Based on high frequency S&P 500 exchange-traded fund (ETF) data from 1993–2013, we show an intraday momentum pattern: the first half-hour return on the market as measured from the previous day’s market close predicts the last half-hour return. This predictability, which is both statistically and economically significant is stronger on more volatile days, on higher volume days, on recession days, and on major macroeconomic news release days.
Nice! Looks like we can all become rich now. I mean, given how it’s written, it should be quite easy for any individual with a trading account and a mouse to leverage up and start accumulating. Maybe this is so, but let’s have an informal closer look, with as little effort as possible, and see if there is anything we can say about this idea.
Constructing a portfolio means allocating your money between few chosen assets. The simplest thing you can do is evenly split your money between few chosen assets. Simple as it is, good research shows it is just fine, and even better than other more sophisticated methods (for example Optimal Versus Naive Diversification: How Inefficient is the 1/N). However, there is also good research that declares the opposite (for example Large Dynamic Covariance Matrices) so go figure.
Anyway, this post shows a few of the most common to build a portfolio. We will discuss portfolios which are optimized for:
- Equal Risk Contribution
- Global Minimum Variance
- Minimum Tail-Dependence
- Most Diversified
- Equal weights
We will optimize based on half the sample and see out-of-sample results in the second half. Simply speaking, how those portfolios have performed.
Bitcoin is a cryptocurrency created in 2008. I have never belonged with team “gets it” when it comes to Bitcoin investing, but perhaps time has come to reconsider.
In trading and in trading-related research one could be quickly overwhelmed with the sea of ink devoted to trading strategies and the like. It is essential that you “pick your battles” so to speak. I recently finished reading Machine Trading, by Ernest Chan. Here is what I think about the book.
You probably know that even a trading strategy which is actually no different from a random walk (RW henceforth) can perform very well. Perhaps you chalk it up to short-run volatility. But in fact there is a deeper reason for this to happen, in force. If you insist on using and continuously testing a RW strategy, you will find, at some point with certainty, that it has significant outperformance.
This post explains why is that.
In multivariate volatility forecasting (4), we saw how to create a covariance matrix which is driven by few principal components, rather than a complete set of tickers.

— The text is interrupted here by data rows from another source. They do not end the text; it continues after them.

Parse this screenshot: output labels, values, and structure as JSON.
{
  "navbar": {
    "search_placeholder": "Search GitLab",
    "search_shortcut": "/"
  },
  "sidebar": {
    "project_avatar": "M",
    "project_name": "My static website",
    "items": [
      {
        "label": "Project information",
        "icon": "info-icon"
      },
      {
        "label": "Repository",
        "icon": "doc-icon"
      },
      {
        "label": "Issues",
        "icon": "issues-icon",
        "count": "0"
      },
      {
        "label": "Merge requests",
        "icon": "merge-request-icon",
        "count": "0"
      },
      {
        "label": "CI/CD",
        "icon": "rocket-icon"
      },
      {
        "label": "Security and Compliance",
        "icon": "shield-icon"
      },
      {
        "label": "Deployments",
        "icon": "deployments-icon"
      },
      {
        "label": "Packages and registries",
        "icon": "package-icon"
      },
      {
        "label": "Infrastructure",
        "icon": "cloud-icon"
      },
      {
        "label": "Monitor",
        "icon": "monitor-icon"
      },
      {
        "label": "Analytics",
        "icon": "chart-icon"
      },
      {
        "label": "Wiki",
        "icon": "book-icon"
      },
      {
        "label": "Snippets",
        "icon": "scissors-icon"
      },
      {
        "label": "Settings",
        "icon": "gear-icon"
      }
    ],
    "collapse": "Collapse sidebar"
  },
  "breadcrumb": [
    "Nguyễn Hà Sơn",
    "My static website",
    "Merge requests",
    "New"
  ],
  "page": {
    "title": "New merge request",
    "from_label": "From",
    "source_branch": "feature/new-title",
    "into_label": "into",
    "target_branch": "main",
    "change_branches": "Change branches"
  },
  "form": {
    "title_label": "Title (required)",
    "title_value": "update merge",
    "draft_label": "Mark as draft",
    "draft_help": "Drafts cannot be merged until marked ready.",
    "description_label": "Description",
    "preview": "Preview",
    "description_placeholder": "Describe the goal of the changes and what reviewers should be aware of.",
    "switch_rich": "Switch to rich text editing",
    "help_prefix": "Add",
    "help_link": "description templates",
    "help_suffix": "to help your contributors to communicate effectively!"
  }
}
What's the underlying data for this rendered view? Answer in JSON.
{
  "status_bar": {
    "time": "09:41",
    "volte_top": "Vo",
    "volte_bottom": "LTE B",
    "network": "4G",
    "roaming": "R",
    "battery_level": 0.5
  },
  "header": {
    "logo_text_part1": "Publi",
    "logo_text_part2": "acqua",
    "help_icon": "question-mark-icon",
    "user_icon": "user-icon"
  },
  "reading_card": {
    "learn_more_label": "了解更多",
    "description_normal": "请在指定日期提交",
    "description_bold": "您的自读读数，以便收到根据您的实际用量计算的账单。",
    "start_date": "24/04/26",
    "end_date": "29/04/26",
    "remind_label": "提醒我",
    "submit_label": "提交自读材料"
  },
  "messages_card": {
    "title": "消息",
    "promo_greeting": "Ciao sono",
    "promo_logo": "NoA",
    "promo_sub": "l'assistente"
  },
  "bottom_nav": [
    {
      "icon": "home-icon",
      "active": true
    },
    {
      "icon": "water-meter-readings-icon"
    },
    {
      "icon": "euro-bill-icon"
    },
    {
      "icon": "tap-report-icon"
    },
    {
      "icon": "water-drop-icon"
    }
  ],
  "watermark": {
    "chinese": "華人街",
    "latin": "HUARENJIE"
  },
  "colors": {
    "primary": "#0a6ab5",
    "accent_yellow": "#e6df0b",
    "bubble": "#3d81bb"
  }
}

The advantages of using such factor volatility models are plentiful.
Last time we showed how to estimate a CCC and DCC volatility model. Here I describe an advancement labored by Engle and Kelly (2012) bearing the name: Dynamic equicorrelation. The idea is nice and the paper is well written.
Departing where the previous post ended, once we have (say) the DCC estimates, instead of letting the variance-covariance matrix be, we force some structure by way of averaging correlation across assets. Generally speaking, correlation estimates are greasy even without any breaks in dynamics, so I think forcing some structure is for the better.
The other day, Harvey Campbell from Duke University gave a talk where I work. The talk- bearing the exciting name “Backtesting” was based on a paper by the same name.
The authors tackle the important problem of data-snooping; we need to account for the fact that we conducted many trials until we found a strategy (or a variable) that ‘works’. Accessible explanations can be found here and here. In this day and age, the ‘story’ behind what you are doing is more important than ever, given the things you can do using your desktop/laptop.
5 weeks ago we took a look at the rising volatility in the (US) equity markets via a time-series threshold model for the VIX. The estimate suggested we are crossing (or crossed) to the more volatile regime. Here, taking somewhat different Hidden Markov Model (HMM) approach we gather more corroboration (few online references at the bottom if you are not familiar with HMM models. The word hidden since the state is ‘invisible’).
One way to help us decide is to estimate a regime switching model for the VIX, see if the volatility crossed over to the bear regime.